Further guidance on organisational culture. Organisation Culture. 96600">Price, If & Shaw, Ray 1998, Shifting the Patterns: Breaching the Memetic Codes of Corporate Performance.

Organisation Culture

Chalford, Gloucs: Management Books 2000. Schein, Edgar H.1992, (2nd ed) Organizational Culture and Leadership. San Francisco: Jossey-Bass. Schein, Edgar H. 1999, The Corporate Culture Survival Guide: Sense and Nonsense About Culture Change. San Francisco: Jossey-Bass. Schneider, William 1994, The Reengineering Alternative: A Plan for Making Your Current Culture Work. Scott-Morgan, Peter 1994, The Unwritten Rules of the Game.

Sentell, Gerald 1998, Creating Change-Capable Cultures. Sherriton, Jacalyn & Stern, James L. 1997, Corporate Culture, Team Culture: Removing the Hidden Barriers to Team Success. Sperber, Dan 1996, Explaining Culture: A Naturalistic Approach. Trice, Harrison & Beyer, Janice M. 1993, The Cultures of Work Organizations. [Top] [Home] Understanding Organisational Culture. Interest in organisational culture began in the early '80s when management gurus such as Tom Peters began to focus on culture as a differentiator of successful organisations.

Understanding Organisational Culture

In the past twenty-odd years interest in culture has increased as case studies have identified a strong link between organisational culture and its performance. In this article I discuss: • What is organisational culture? • Why is culture important? • Different types of culture• Methods for diagnosing organisational culture• Changing organisational culture What is organisational culture? Organisational culture is the personality of the organisation, 'the way we do things around here'. Management psychologist Schein describes culture as a phenomenon that surrounds us all. It can be seen through: 1. Why is culture important? Evidence shows that organisations who have strong cultures are capable of increasing revenue, profitability and shareholder value.

Different types of culture Power cultures with a single power source. Organizational culture. Organizational culture is the behavior of humans who are part of an organization and the meanings that the people reach to their actions.

Organizational culture
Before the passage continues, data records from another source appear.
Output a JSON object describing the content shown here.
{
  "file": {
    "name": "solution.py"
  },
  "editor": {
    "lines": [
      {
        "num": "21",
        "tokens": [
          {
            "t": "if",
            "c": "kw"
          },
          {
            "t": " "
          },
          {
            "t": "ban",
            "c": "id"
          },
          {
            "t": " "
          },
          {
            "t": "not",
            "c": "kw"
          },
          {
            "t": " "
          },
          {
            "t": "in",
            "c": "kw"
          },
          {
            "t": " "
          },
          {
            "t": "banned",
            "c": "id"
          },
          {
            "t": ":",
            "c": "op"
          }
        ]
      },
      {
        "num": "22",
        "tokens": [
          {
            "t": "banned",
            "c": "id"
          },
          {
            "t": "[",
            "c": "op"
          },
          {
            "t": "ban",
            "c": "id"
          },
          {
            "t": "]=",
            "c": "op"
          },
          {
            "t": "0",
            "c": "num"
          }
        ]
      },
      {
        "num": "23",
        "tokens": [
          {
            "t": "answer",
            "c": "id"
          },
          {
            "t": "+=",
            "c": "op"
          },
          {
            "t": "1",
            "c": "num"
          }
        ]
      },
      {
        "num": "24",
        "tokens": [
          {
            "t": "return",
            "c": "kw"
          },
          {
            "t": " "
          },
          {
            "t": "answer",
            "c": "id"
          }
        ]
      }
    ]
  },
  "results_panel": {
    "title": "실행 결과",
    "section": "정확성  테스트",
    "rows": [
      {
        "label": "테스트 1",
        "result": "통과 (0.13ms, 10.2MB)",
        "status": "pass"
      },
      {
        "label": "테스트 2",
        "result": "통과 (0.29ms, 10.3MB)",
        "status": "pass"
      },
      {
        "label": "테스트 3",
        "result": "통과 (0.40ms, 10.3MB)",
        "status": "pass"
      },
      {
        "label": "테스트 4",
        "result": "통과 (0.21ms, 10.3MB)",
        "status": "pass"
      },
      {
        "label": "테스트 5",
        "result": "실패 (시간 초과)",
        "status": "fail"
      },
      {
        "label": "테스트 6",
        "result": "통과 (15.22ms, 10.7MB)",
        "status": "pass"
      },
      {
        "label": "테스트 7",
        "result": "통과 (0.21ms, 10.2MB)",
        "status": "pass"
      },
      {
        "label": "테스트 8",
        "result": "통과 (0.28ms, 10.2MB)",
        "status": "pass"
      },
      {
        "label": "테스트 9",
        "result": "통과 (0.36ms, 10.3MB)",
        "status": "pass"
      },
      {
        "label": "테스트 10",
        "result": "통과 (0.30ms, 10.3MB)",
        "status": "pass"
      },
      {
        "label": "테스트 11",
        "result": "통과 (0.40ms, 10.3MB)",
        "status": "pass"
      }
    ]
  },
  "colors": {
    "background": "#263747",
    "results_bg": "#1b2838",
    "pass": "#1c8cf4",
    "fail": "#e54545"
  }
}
Culture includes the organization values, visions, norms, working language, systems, symbols, beliefs, and habits. It is also the pattern of such collective behaviors and assumptions that are taught to new organizational members as a way of perceiving, and even thinking and feeling. Organizational culture affects the way people and groups interact with each other, with clients, and with stakeholders. Ravasi and Schultz (2006) state that organizational culture is a set of shared mental assumptions that guide interpretation and action in organizations by defining appropriate behavior for various situations.[1] At the same time although a company may have their "own unique culture", in larger organizations, there is a diverse and sometimes conflicting cultures that co-exist due to different characteristics of the management team. Usage[edit] Types[edit]